### TASK DIRECTIONS
Take each line from the entries that holds "JSON" and copy it out.
[DATA FOR THIS TASK — start]
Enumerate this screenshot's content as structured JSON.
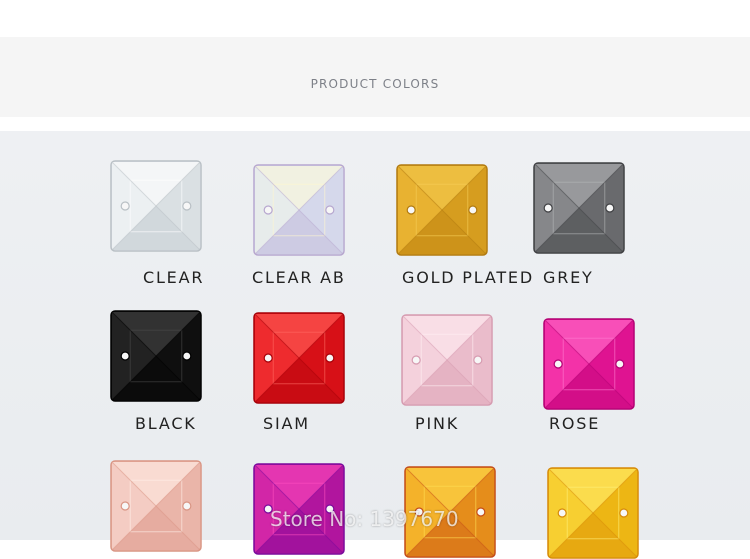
{
  "header": {
    "title": "PRODUCT COLORS"
  },
  "swatches": [
    {
      "label": "CLEAR",
      "color": "#e6ebee",
      "shade": "#b9c0c5",
      "light": "#ffffff"
    },
    {
      "label": "CLEAR AB",
      "color": "#dfe9f5",
      "shade": "#b7a7cf",
      "light": "#fff7cf"
    },
    {
      "label": "GOLD PLATED",
      "color": "#e3a824",
      "shade": "#b17a10",
      "light": "#f6cf58"
    },
    {
      "label": "GREY",
      "color": "#77787b",
      "shade": "#3f4043",
      "light": "#b4b5b8"
    },
    {
      "label": "BLACK",
      "color": "#141414",
      "shade": "#000000",
      "light": "#4a4a4a"
    },
    {
      "label": "SIAM",
      "color": "#e8161c",
      "shade": "#a50008",
      "light": "#ff6b62"
    },
    {
      "label": "PINK",
      "color": "#f1c7d4",
      "shade": "#d69bb0",
      "light": "#fff0f4"
    },
    {
      "label": "ROSE",
      "color": "#ef1a9b",
      "shade": "#b10072",
      "light": "#ff7bd0"
    },
    {
      "label": "",
      "color": "#f1c0b6",
      "shade": "#d99584",
      "light": "#fff0ea"
    },
    {
      "label": "",
      "color": "#c3199f",
      "shade": "#7a0a9c",
      "light": "#ff4ec0"
    },
    {
      "label": "",
      "color": "#f0a31d",
      "shade": "#c44c18",
      "light": "#ffe053"
    },
    {
      "label": "",
      "color": "#f5c418",
      "shade": "#d68a08",
      "light": "#fff07a"
    }
  ],
  "watermark": {
    "text": "Store No: 1397670"
  }
}
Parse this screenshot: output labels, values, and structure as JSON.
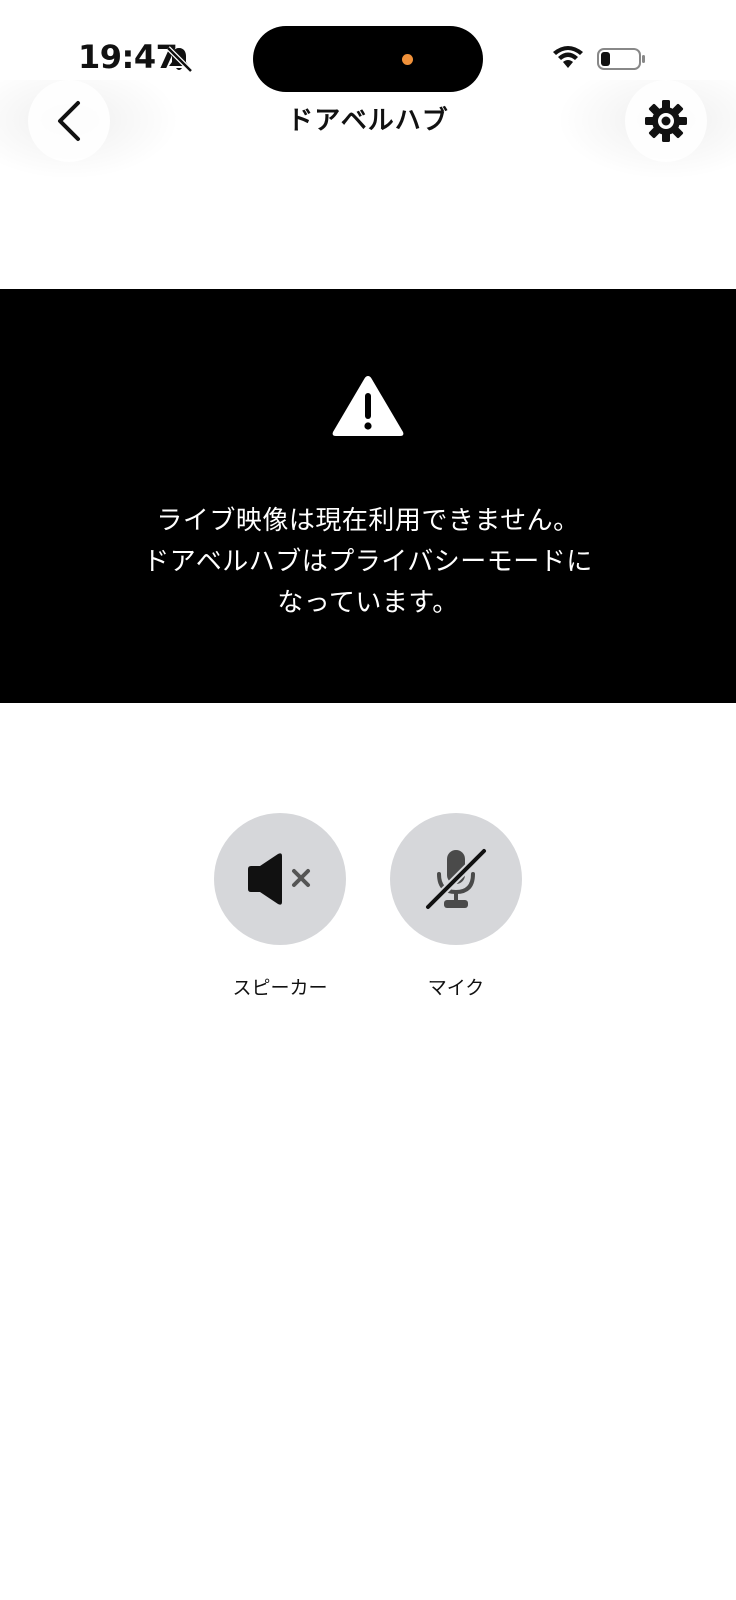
{
  "status_bar": {
    "time": "19:47",
    "icons": [
      "bell-slash-icon",
      "wifi-icon",
      "battery-icon"
    ],
    "island_dot_color": "#f0913a"
  },
  "nav": {
    "title": "ドアベルハブ",
    "back_icon": "chevron-left-icon",
    "settings_icon": "gear-icon"
  },
  "video": {
    "icon": "warning-triangle-icon",
    "message": "ライブ映像は現在利用できません。\nドアベルハブはプライバシーモードに\nなっています。"
  },
  "controls": {
    "speaker": {
      "label": "スピーカー",
      "icon": "speaker-muted-icon",
      "state": "muted"
    },
    "mic": {
      "label": "マイク",
      "icon": "mic-off-icon",
      "state": "off"
    }
  },
  "colors": {
    "video_background": "#000000",
    "control_background": "#d6d7da",
    "accent_dot": "#f0913a"
  }
}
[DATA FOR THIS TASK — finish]
### RESPONSE
Enumerate this screenshot's content as structured JSON.
Parse this screenshot: output labels, values, and structure as JSON.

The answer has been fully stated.